You must edit the /etc/lilo.conf file. Open it up in your favorite editor and add a stanza that looks something like this (replace LINUX_VERSION with appropriate version numbers e.g. 2.6.16.1 and replace /dev/hdxx with the location of the root partition e.g. /hev/hda3):

image = /boot/vmlinuz-LINUX_VERSION #Location of the kernel image
label = GNU/Linux # Name given (for lilo boot menu)
root = /dev/hdxx # Location of root partition

Once you have edited the file and are happy with it, save it and run /sbin/lilo - This is important or you'll have trouble booting.

Notes on kernel naming: The kernel name doesn't have to be vmlinuz-LINUX_VERSION, you can use just vmlinuz if you only use one Linux-based OS. /boot/vmlinuz is a symlink to the last kernel version you installed using make install.
If you put the kernel image name as vmlinuz it will boot the latest kernel each time you install it - without you having to edit the bootloaders configuration file.

Note on patching up your kernel to the latest version

You will not always want to go through the hassle of downloading the latest kernel sources, if say, you want to upgrade from version 2.6.16 to 2.6.16.1 you can use the patch files from www.kernel.org, the latest stable patches will be linked after "The latest stable version of the Linux kernel is:". Download the patch to the same place as you have the kernel sources. Then follow the following commands:

cd /place/where/kernel/sources/are
ls

The output of ls should be something like this:

linux-2.6.16 patch-2.6.16.1.bz2

Then:

cd linux-2.6.16
bzip2 -dc ../patch-2.6.16.1.bz2 | patch -p1

Your kernel should now be patched up to the latest version.

If you are on kernel version 2.6.16 and want to upgrade to 2.6.16.2, firstly apply the patch for 2.6.16.1, then the patch for 2.6.16.2.

Catchup on your patches with ketchup

There is a script available known as ketchup that helps users download the latest patches for their kernel.

Once one has ketchup installed do the following to update your kernel patches:

cd /where/the/kernel/is/linux-2.6.16 (version may be different)
ketchup -m

This will tell you which version of the kernel you currently have;

ketchup 2.6-tip

will update your kernel to the latest patchset, by downloading and installing each patch.

You may want to install a specific patch tree such as Andrew Mortons '''mm''' patchset, you should use the following syntax:

ketchup -s 2.6-mm

Module Loading

If you have compiled modules into your kernel you'll have to load them.
To load them manually:

modprobe module-name

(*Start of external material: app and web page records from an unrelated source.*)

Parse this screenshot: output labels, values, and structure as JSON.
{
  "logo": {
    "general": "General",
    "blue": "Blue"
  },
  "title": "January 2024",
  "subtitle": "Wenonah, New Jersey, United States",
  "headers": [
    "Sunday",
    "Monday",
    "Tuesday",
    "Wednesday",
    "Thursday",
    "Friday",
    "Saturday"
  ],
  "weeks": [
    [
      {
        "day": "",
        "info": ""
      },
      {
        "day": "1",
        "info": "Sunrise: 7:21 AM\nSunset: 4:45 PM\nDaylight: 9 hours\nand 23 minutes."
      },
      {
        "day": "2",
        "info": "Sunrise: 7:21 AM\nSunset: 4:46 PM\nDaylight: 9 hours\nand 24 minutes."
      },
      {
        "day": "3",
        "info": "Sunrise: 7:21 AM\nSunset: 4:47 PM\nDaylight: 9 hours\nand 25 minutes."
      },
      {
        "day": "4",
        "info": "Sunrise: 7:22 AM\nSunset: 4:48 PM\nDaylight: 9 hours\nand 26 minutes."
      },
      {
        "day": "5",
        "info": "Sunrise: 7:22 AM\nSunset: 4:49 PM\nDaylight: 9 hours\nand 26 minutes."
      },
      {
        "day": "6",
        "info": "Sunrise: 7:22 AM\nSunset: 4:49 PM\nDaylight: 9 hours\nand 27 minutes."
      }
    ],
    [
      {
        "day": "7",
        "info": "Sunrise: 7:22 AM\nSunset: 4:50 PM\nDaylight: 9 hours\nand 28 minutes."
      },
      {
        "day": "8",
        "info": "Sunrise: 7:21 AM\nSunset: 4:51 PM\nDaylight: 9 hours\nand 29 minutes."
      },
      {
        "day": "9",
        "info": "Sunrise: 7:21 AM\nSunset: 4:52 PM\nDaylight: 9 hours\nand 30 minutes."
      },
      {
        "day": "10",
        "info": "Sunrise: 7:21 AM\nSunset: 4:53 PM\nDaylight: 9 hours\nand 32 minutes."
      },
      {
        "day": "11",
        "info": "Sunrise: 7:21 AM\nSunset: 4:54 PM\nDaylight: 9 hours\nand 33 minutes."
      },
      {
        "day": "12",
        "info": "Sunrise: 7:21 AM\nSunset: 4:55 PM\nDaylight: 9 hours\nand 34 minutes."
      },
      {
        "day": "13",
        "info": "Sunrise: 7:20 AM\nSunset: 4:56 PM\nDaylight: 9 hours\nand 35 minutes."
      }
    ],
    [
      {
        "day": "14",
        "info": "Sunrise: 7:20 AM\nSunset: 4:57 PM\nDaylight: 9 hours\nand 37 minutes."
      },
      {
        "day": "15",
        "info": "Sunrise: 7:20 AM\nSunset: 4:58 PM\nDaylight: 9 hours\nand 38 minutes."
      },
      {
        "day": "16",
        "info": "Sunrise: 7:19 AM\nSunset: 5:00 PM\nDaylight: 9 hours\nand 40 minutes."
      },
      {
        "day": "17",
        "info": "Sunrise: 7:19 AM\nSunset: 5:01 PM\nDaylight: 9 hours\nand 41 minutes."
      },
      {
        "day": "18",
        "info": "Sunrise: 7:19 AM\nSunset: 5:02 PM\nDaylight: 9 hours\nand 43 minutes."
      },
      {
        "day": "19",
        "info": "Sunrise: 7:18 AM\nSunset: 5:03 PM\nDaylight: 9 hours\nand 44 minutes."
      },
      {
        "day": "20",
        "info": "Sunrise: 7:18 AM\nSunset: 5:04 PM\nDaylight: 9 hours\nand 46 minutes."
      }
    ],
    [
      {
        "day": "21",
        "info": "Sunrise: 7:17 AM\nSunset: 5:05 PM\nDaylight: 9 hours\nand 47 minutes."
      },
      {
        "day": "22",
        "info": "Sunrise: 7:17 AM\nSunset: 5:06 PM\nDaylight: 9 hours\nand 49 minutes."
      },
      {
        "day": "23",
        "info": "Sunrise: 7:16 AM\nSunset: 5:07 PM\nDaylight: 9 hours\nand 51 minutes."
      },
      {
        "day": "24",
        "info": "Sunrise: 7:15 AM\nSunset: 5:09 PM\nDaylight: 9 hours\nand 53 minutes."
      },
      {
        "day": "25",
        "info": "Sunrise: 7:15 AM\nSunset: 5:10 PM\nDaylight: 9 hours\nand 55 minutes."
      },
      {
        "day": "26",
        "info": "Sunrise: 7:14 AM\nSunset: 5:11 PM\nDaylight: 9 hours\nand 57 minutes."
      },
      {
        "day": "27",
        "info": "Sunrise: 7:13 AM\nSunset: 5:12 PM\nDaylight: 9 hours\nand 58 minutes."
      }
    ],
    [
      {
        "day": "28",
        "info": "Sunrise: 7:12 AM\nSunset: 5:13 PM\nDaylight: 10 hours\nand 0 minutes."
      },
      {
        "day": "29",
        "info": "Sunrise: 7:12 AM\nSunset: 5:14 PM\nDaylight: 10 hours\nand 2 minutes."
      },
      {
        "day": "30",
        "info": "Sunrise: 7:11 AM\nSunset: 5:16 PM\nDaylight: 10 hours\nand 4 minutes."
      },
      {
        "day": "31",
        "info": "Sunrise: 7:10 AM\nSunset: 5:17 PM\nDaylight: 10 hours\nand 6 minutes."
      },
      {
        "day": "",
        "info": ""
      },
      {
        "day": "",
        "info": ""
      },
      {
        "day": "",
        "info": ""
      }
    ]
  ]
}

If you wish to load the modules automatically at boot please refer to your distributions documentation, as it tends to vary from distribution to distribution.
There is an option you can compile into the kernel which allows it to load some modules automatically as parts of the kernel need them. The option is available in:

Loadable module support ---> [*] Automatic kernel module loading

We hope you find this article useful.

Note

This is not a replacement for the kernel documentation in the kernel sources, which we recommed you also read.
Use this tutorial at your own risk - we will not be liable for any damage caused.

Authors

a thing, dylunio, stojic, valan and members of the Libervis Network Community.

A more up to date version of this document is to be maintained on the Libervis Wiki.